“There are so many dialysis centers, but no grocery stores,” Simpson said. “Patients like to joke with me about how they can give directions just by using the dialysis centers in their community.”

According to Simpson’s research, Black patients:

  • are less likely to be referred to nephrologist prior to initiation of chronic dialysis;
  • are more likely to be referred at advanced stages of kidney disease;
  • are less likely to complete a kidney evaluation and be listed;
  • are less likely to have a living donor; and
  • wait longer once listed to get transplanted.

To solve these problems within the Black communities of Chicago, Simpson proposed the AATAP. The program focuses on referral for transplantation, evaluation for transplantation and transplantation.

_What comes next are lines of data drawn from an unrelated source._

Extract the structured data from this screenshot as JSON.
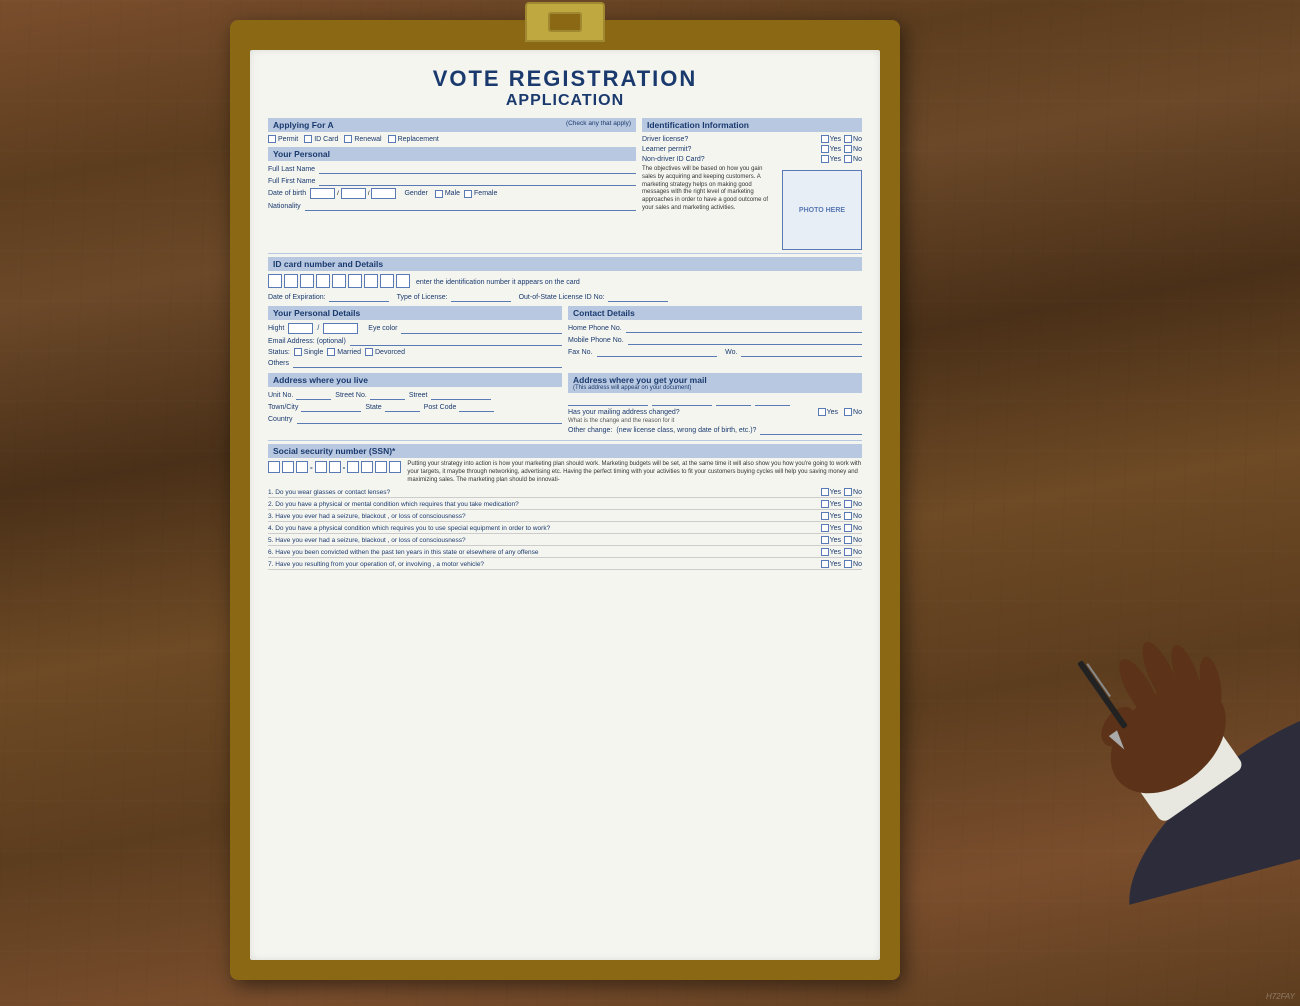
{
  "background": {
    "color": "#5c3d1e"
  },
  "form": {
    "title": "VOTE REGISTRATION",
    "subtitle": "APPLICATION",
    "sections": {
      "applying_for": {
        "label": "Applying For A",
        "note": "(Check any that apply)",
        "options": [
          "Permit",
          "ID Card",
          "Renewal",
          "Replacement"
        ]
      },
      "identification_info": {
        "label": "Identification Information",
        "fields": [
          {
            "label": "Driver license?",
            "yn": true
          },
          {
            "label": "Learner permit?",
            "yn": true
          },
          {
            "label": "Non-driver ID Card?",
            "yn": true
          }
        ],
        "photo_label": "PHOTO HERE",
        "body_text": "The objectives will be based on how you gain sales by acquiring and keeping customers. A marketing strategy helps on making good messages with the right level of marketing approaches in order to have a good outcome of your sales and marketing activities."
      },
      "your_personal": {
        "label": "Your Personal",
        "fields": [
          "Full Last Name",
          "Full First Name",
          "Date of birth",
          "Gender",
          "Nationality"
        ],
        "gender_options": [
          "Male",
          "Female"
        ]
      },
      "id_card": {
        "label": "ID card number and Details",
        "hint": "enter the identification number it appears on the card",
        "sub_fields": [
          "Date of Expiration:",
          "Type of License:",
          "Out-of-State License ID No:"
        ]
      },
      "personal_details": {
        "label": "Your Personal Details",
        "fields": [
          {
            "label": "Hight"
          },
          {
            "label": "Eye color"
          },
          {
            "label": "Email Address: (optional)"
          },
          {
            "label": "Status:",
            "options": [
              "Single",
              "Married",
              "Devorced"
            ]
          },
          {
            "label": "Others"
          }
        ]
      },
      "contact_details": {
        "label": "Contact Details",
        "fields": [
          "Home Phone No.",
          "Mobile Phone No.",
          "Fax No.",
          "Wo."
        ]
      },
      "address_live": {
        "label": "Address where you live",
        "fields": [
          {
            "label": "Unit No."
          },
          {
            "label": "Street No."
          },
          {
            "label": "Street"
          },
          {
            "label": "Town/City"
          },
          {
            "label": "State"
          },
          {
            "label": "Post Code"
          },
          {
            "label": "Country"
          }
        ]
      },
      "address_mail": {
        "label": "Address where you get your mail",
        "note": "(This address will appear on your document)",
        "mailing_changed": "Has your mailing address changed?",
        "other_change_label": "Other change:",
        "other_change_note": "(new license class, wrong date of birth, etc.)?",
        "what_change": "What is the change and the reason for it"
      },
      "ssn": {
        "label": "Social security number (SSN)*",
        "body_text": "Putting your strategy into action is how your marketing plan should work. Marketing budgets will be set, at the same time it will also show you how you're going to work with your targets, it maybe through networking, advertising etc. Having the perfect timing with your activities to fit your customers buying cycles will help you saving money and maximizing sales. The marketing plan should be innovati-"
      },
      "questions": {
        "items": [
          "1.  Do you wear glasses or contact lenses?",
          "2.  Do you have a physical or mental condition which requires that you take medication?",
          "3.  Have you ever had a seizure, blackout , or loss of consciousness?",
          "4.  Do you have a physical condition which requires you to use special equipment in order to work?",
          "5.  Have you ever had a seizure, blackout , or loss of consciousness?",
          "6.  Have you been convicted withen the past ten years in this state or elsewhere of any offense",
          "7.  Have you resulting from your operation of, or involving , a motor vehicle?"
        ]
      }
    }
  },
  "watermark": {
    "text": "H72FAY"
  }
}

Simpson’s team spoke with the community of Chicago and assessed its resources. A clinic was established in the hospital and also within the community to provide multiple options to patients who may not be able to travel. The team partnered with leaders and churches in the community to build trust between dialysis staff and patients. Similarly, the program implements racial concordance during intake and initial visits due to the positive impact it has on patient perspectives. In addition to their work to address medical mistrust, providers address cultural competency, health literacy and psychosocial support, Simpson said. Once the program was implemented, Simpson’s team focused on sustaining it and embedding the changes in a national level.

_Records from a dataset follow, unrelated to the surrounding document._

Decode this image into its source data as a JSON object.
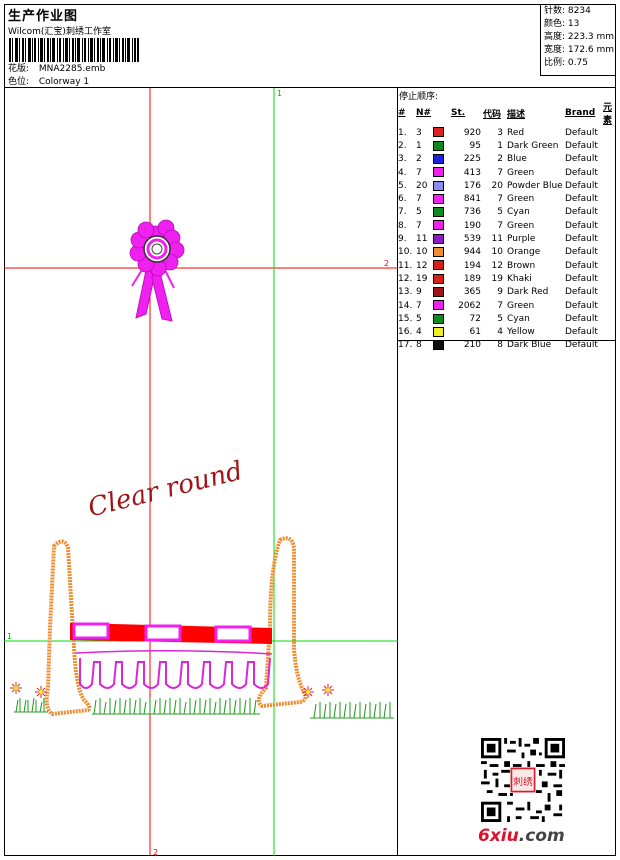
{
  "header": {
    "title": "生产作业图",
    "company": "Wilcom(汇宝)刺绣工作室",
    "design_label": "花版:",
    "design_value": "MNA2285.emb",
    "colorway_label": "色位:",
    "colorway_value": "Colorway 1"
  },
  "stats": {
    "stitches": "针数: 8234",
    "colors": "颜色: 13",
    "height": "高度: 223.3 mm",
    "width": "宽度: 172.6 mm",
    "scale": "比例: 0.75"
  },
  "canvas": {
    "marker_1_top": "1",
    "marker_1_left": "1",
    "marker_2_right": "2",
    "marker_2_bottom": "2",
    "lettering": "Clear round"
  },
  "stop_sequence": {
    "title": "停止顺序:",
    "headers": [
      "#",
      "N#",
      "St.",
      "代码",
      "描述",
      "Brand",
      "元素"
    ],
    "rows": [
      {
        "no": "1.",
        "n": "3",
        "color": "#e02020",
        "st": "920",
        "code": "3",
        "desc": "Red",
        "brand": "Default"
      },
      {
        "no": "2.",
        "n": "1",
        "color": "#0f8a1f",
        "st": "95",
        "code": "1",
        "desc": "Dark Green",
        "brand": "Default"
      },
      {
        "no": "3.",
        "n": "2",
        "color": "#1e20e0",
        "st": "225",
        "code": "2",
        "desc": "Blue",
        "brand": "Default"
      },
      {
        "no": "4.",
        "n": "7",
        "color": "#f020f0",
        "st": "413",
        "code": "7",
        "desc": "Green",
        "brand": "Default"
      },
      {
        "no": "5.",
        "n": "20",
        "color": "#8a8cf0",
        "st": "176",
        "code": "20",
        "desc": "Powder Blue",
        "brand": "Default"
      },
      {
        "no": "6.",
        "n": "7",
        "color": "#f020f0",
        "st": "841",
        "code": "7",
        "desc": "Green",
        "brand": "Default"
      },
      {
        "no": "7.",
        "n": "5",
        "color": "#0f8a1f",
        "st": "736",
        "code": "5",
        "desc": "Cyan",
        "brand": "Default"
      },
      {
        "no": "8.",
        "n": "7",
        "color": "#f020f0",
        "st": "190",
        "code": "7",
        "desc": "Green",
        "brand": "Default"
      },
      {
        "no": "9.",
        "n": "11",
        "color": "#9018c8",
        "st": "539",
        "code": "11",
        "desc": "Purple",
        "brand": "Default"
      },
      {
        "no": "10.",
        "n": "10",
        "color": "#f08c30",
        "st": "944",
        "code": "10",
        "desc": "Orange",
        "brand": "Default"
      },
      {
        "no": "11.",
        "n": "12",
        "color": "#d82018",
        "st": "194",
        "code": "12",
        "desc": "Brown",
        "brand": "Default"
      },
      {
        "no": "12.",
        "n": "19",
        "color": "#d82018",
        "st": "189",
        "code": "19",
        "desc": "Khaki",
        "brand": "Default"
      },
      {
        "no": "13.",
        "n": "9",
        "color": "#a01418",
        "st": "365",
        "code": "9",
        "desc": "Dark Red",
        "brand": "Default"
      },
      {
        "no": "14.",
        "n": "7",
        "color": "#f020f0",
        "st": "2062",
        "code": "7",
        "desc": "Green",
        "brand": "Default"
      },
      {
        "no": "15.",
        "n": "5",
        "color": "#0f8a1f",
        "st": "72",
        "code": "5",
        "desc": "Cyan",
        "brand": "Default"
      },
      {
        "no": "16.",
        "n": "4",
        "color": "#f0f020",
        "st": "61",
        "code": "4",
        "desc": "Yellow",
        "brand": "Default"
      },
      {
        "no": "17.",
        "n": "8",
        "color": "#101010",
        "st": "210",
        "code": "8",
        "desc": "Dark Blue",
        "brand": "Default"
      }
    ]
  },
  "watermark": {
    "qr_stamp": "刺绣",
    "site_name": "6xiu",
    "site_tld": ".com"
  }
}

Since the launch of AATAP in 2019, there have been more than 150 referrals, a 56% increase in evaluations of Black patients and an 18% increase in listings. The AATAP is looking to expand the program within and beyond the institution. In the future, AATAP looks to expand past transplantation and make other aspects of health more accessible to Black communities, Simpson said.